Within about an hour – almost twice the time allotted by the court – Deputy Solicitor General Eric Feigin met with nine magistrates, all of whom were in full agreement with the government’s argument that Tsarnaev had received a fair trial in just the beginning.
“Then watch a video of [Tsarnaev] by himself personally placing a shrapnel bomb behind a group of children at the Boston Marathon, the jury in this case returned a regional verdict unanimously recommending punitive punishment for specifically intended gesture, “Feigin said.” The court of appeals should have allowed that judgment. stand up. “
The attack left three people dead and more than 200 injured.
The 1st U.S. Circuit Court of Appeals ruled last year, however, that Tsarnaev’s verdict was tainted because the judge did not adequately ask jurors about pretrial publicity and falsely prevented them from hearing evidence of a suspected murder committed. of Tsarnaev’s older brother, Tamerlan, in 2011.
The controversy disputing previous killings illustrates that Tamerlan had a history of excessive influence over accomplices and he helped indoctrinate his younger brother to participate in upcoming acts of jihad. Tsarnaev’s lawyer Ginger Anders told magistrates that excluding evidence “altered” the sentencing process that violated Dzhokhar’s constitutional rights.
The three liberal court justices seem sympathetic to the claim that Tsarnaev’s intent to avoid enforcement was damaged.
“This is their defense. They have no other defense. They agreed that he was guilty. The only thing they claimed was not to give me the death penalty because my brother was the moving force,” Justice Stephen Breyer insisted. “Unless there’s a stricter rule of simplification of evidence in a death case than to show probable cause to search for a car, why doesn’t it go in?”
Justice Elena Kagan was the most aggressive in challenging the government’s position, explicitly stating that a jury – not a judge – should decide whether to value mitigating evidence and a mistake to exclude it.
“It’s the jury’s job, isn’t it, to decide on the reliability of the evidence, to decide whether it’s strong evidence or weak evidence that Tamerlan, in fact, played a major role in the other gruesome murder?” Kagan asked Feigin.
Feigin pointed to the history of the Supreme Court of giving broad judgment to court judges on how they choose a jury and admit or reject mitigating evidence. He also argued that the evidence regarding Tamerlan’s role in the 2011 murder in Waltham, Massachusetts, was “very unreliable,” unproven, and would require a “confusing mini-trial” within a trial to establish. only its legitimacy before a jury.
The majority of conservative court magistrates seem willing to agree.
Judge Samuel Alito suggested to the trial judge in Tsarnaev’s case to abide by federal law that, he said, allows “evidence can be excluded if the amount of the probative is greater than the risk of creating unfair discrimination, confuse issues, or deceive the jury. “
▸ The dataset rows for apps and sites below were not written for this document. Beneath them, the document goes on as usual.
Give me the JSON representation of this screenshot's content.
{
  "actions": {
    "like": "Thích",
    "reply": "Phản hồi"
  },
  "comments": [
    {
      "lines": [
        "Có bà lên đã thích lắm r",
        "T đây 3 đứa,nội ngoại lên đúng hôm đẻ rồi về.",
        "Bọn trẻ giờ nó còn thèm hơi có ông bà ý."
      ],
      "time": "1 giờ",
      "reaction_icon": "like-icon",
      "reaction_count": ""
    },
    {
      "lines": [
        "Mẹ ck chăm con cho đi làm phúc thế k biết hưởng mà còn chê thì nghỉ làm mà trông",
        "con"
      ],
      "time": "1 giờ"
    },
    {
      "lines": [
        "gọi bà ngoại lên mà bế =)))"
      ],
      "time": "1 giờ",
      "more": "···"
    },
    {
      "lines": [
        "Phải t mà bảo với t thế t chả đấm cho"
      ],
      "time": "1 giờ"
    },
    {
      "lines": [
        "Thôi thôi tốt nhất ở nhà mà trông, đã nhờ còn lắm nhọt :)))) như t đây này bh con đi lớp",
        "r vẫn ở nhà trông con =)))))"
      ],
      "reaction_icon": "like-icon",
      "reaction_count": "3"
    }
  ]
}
Alito warned against the court’s endorsement of a new “whatever happens” standard.
“If the district court finds that, based on the evidence before it, there’s really no way to know who took the leadership role in [alleged Tamerlan] The murder is because the evidence is gone now, the witnesses are not available, what are we going to do there?
Justice Clarence Thomas also seemed to have confirmation with the court’s trial judge, but repeatedly worked on how to justify a reversal of the court’s panel of appeals. “What test … should we use to evaluate the enforcement of authority or to limit that authority?” he asked.
Amid the government’s argument to reinstate Tsarnaev’s execution, Justice Amy Coney Barrett called attention to one of the extreme contradictions in the case: the government was arguing for a death penalty as it stopped carrying them.
“I wonder what’s the government’s end game here?” Barrett asked Feigin. “The government has declared a moratorium on enforcement, but here you are defending his death sentences. And if you win, maybe, that means he was deported under the threat of a death penalty that the government did not plan to carry out. So I’m just having trouble keeping to the point. “
Attorney General Merrick Garland in July announced an indefinite moratorium on federal enforcement as the administration reviewed the policy. President Biden has campaigned in leadership in an effort to stop punitive punishment at the federal level.
“The administration continues to believe that the jury imposed a good verdict and that the appellate court was wrong to overturn that verdict,” Feigin replied.
The Supreme Court is expected to deliver a decision on the case in June 2022.